● What the exercise asks
Whenever a line below includes the string "Click", show it.

● Data provided
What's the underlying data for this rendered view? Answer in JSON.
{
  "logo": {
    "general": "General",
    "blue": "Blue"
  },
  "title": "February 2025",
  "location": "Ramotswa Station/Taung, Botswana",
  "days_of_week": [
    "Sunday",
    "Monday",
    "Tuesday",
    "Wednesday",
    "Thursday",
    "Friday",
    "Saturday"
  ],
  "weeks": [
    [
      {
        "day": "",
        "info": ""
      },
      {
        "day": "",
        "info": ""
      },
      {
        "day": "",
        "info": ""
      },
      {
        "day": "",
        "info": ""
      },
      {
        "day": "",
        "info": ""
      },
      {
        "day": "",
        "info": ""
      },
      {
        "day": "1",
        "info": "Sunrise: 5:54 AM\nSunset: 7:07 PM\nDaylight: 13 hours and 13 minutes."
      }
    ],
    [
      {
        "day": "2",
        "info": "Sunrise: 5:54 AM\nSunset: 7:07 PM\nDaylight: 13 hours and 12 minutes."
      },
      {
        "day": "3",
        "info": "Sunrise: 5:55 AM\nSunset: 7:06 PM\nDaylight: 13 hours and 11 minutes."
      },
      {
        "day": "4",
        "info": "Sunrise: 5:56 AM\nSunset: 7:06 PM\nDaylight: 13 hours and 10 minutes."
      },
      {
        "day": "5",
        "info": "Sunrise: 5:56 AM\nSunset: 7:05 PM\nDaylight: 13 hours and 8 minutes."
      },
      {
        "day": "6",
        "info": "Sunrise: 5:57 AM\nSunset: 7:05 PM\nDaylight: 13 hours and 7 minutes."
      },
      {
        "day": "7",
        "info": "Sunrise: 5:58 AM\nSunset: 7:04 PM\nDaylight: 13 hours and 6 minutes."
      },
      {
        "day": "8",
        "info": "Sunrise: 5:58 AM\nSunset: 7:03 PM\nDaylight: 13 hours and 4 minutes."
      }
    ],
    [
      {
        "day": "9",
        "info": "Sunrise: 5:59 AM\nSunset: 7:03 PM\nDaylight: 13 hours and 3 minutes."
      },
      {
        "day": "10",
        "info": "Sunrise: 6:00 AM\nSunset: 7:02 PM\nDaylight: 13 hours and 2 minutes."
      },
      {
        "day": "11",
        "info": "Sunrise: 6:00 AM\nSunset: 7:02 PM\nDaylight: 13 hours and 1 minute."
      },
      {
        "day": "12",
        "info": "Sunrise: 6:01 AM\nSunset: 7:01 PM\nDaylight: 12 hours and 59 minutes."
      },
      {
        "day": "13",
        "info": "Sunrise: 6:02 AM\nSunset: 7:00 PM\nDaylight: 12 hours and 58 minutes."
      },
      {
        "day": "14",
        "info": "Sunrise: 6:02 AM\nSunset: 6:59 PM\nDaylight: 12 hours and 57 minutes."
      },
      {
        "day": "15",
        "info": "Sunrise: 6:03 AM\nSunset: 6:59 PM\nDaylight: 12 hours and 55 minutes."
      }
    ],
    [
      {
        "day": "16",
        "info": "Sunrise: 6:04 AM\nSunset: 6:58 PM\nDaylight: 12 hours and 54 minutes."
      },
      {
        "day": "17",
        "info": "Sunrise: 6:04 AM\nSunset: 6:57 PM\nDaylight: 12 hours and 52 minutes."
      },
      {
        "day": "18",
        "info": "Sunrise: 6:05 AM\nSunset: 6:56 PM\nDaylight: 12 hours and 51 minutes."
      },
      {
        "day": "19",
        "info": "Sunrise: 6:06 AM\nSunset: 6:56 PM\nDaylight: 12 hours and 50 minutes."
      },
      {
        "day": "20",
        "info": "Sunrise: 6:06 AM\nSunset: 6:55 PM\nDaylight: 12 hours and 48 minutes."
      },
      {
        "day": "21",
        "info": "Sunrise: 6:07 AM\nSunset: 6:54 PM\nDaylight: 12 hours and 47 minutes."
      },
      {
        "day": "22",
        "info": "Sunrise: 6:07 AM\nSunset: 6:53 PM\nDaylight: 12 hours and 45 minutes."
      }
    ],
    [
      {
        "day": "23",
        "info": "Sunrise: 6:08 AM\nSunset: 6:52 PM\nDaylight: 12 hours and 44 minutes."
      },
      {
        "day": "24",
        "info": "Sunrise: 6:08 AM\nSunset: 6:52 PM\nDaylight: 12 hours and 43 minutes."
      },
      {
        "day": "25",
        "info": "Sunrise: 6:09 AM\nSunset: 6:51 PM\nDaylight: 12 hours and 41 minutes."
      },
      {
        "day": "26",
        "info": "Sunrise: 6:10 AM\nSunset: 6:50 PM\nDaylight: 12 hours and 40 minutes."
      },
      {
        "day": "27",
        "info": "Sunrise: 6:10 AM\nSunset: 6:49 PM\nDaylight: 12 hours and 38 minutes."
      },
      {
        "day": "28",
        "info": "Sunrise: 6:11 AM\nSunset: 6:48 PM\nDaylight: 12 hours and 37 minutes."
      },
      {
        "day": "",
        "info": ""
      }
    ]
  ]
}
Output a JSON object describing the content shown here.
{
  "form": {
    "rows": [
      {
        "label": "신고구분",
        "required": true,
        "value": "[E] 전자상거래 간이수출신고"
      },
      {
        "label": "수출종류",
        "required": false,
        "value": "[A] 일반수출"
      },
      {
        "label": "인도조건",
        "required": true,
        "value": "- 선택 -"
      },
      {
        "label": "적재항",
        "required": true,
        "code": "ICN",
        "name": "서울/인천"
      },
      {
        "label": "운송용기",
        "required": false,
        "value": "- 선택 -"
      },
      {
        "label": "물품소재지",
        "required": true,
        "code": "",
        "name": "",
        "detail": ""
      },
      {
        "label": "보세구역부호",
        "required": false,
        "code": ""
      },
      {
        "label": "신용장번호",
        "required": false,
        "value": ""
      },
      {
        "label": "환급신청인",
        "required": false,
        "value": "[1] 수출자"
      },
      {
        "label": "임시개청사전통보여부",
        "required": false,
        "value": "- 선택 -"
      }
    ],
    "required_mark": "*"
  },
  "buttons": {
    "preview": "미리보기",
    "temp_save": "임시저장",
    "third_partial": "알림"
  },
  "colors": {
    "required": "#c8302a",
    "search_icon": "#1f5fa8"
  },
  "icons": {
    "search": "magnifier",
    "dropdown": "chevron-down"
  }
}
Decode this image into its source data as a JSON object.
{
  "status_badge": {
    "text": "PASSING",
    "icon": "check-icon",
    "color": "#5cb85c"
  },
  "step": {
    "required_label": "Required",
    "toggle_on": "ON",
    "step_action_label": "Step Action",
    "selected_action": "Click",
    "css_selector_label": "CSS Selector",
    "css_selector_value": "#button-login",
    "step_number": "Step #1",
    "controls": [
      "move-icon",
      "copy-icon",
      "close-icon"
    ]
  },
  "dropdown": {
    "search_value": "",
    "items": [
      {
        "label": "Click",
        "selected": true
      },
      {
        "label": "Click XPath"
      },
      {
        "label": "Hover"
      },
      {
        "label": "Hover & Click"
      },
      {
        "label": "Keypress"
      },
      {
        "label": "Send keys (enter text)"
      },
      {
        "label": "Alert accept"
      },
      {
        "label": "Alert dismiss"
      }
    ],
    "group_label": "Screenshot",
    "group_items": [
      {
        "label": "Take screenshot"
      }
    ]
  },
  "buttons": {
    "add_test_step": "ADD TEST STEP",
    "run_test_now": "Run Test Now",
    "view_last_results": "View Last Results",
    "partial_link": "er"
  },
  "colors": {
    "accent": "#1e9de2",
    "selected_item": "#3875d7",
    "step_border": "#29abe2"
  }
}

● Answer section
    "selected_action": "Click",
        "label": "Click",
        "label": "Click XPath"
        "label": "Hover & Click"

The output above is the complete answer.